Adequate nutrition is important before and after surgery. Many infants require nasogastric feeding with increased-calorie breast milk or formula after the Norwood procedure. [73] Routine insertion of gastrostomy tube in the immediate postoperative period is used in some institutions to provide adequate caloric intake. However, normal oral feeding is reestablished with time. Adequate oral iron intake prevents development of iron deficiency anemia.

After completion of the Fontan operation, specific dietary restrictions are not necessary unless protein-losing enteropathy develops. [44] In such cases, a medium-chain triglyceride diet may be helpful.

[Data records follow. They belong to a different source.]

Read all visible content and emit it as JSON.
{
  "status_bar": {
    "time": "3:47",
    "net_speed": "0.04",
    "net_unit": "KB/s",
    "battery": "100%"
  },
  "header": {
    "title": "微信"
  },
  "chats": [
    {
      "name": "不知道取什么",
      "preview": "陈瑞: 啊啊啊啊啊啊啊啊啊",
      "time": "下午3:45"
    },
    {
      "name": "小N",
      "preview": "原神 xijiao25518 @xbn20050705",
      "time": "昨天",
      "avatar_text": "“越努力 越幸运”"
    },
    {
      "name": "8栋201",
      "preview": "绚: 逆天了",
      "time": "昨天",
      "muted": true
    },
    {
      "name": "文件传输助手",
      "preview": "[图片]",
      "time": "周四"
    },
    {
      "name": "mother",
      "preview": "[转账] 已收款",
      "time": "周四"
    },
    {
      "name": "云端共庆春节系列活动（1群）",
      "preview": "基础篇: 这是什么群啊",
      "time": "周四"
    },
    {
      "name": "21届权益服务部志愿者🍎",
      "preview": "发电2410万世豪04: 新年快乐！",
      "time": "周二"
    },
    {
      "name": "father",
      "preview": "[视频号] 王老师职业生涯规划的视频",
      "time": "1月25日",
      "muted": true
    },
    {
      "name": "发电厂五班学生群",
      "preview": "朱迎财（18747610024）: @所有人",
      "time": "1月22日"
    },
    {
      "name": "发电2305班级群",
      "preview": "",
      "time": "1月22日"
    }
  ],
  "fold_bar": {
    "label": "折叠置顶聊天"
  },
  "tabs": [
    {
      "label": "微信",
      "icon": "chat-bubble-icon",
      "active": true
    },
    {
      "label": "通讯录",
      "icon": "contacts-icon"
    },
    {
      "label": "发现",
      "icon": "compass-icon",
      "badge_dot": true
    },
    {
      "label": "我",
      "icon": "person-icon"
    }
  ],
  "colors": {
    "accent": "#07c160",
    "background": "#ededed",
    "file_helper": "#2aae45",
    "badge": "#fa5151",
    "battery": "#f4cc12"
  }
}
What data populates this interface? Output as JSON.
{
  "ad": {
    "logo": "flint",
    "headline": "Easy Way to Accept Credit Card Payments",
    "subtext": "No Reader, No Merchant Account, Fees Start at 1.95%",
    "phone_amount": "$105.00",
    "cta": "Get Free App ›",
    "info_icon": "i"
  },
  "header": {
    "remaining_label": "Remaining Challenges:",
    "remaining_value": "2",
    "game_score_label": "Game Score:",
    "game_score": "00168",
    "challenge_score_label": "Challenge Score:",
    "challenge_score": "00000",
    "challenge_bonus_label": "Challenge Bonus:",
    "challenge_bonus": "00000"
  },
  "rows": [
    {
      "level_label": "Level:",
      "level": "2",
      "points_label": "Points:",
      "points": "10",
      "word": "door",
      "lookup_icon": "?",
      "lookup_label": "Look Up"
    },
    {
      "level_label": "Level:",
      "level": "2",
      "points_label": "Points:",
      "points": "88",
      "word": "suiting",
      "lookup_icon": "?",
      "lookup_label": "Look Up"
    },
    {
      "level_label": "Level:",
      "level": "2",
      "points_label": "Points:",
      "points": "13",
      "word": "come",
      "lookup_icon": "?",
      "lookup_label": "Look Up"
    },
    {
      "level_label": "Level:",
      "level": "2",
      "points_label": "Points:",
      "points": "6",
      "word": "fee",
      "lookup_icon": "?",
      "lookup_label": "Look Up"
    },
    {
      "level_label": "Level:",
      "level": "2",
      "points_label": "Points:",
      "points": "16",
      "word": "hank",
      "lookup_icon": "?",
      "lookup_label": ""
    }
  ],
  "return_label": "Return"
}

Specific activity restrictions are not imposed on children after completion of the Fontan operation. In general, encourage children to participate in activities that they are able to tolerate. Children who underwent a Fontan procedure may not be able to tolerate highly competitive sports.

Studies have shown that these children may have impaired exercise performance when compared to age-matched peers. Perform an exercise stress test when the child is old enough.

Neurodevelopmental abnormalities occur often in patients with hypoplastic left heart syndrome.


Long-Term Monitoring

Note the following:

  • Schedule outpatient follow-up care 2 weeks after discharge in the typical postoperative patient.
  • Schedule those who are S/P cardiac transplantation earlier for necessary laboratory studies.
  • Earlier follow-up care is also necessary if a pericardial effusion is discovered on the discharge echocardiogram.
  • Periodic follow-up visits after stage I, II, and III operations are mandatory. Individualize outpatient follow-up care based on the needs of each patient.
  • Substantial (5-15%) interstage mortality (between stages I and II) is observed. [74]  Restrictive atrial communication, obstruction of aortic arch (coarctation), obstructed Blalock-Taussig shunt or Sano shunt, pulmonary artery distortion, and tricuspid valve insufficiency are associated with interstage mortality. In addition, childhood GI or respiratory diseases may produce hypovolemia and/or acute hypoxemia, leading to interstage death. [74]  Careful observation, follow-up and home surveillance with optimal nutrition with good growth may decrease interstage mortality. [75, 76]  Interstage mortality between stage II (bidirectional Glenn) and stage III (Fontan) is lower that after stage I (Norwood) [77] ; however, follow-up is necessary.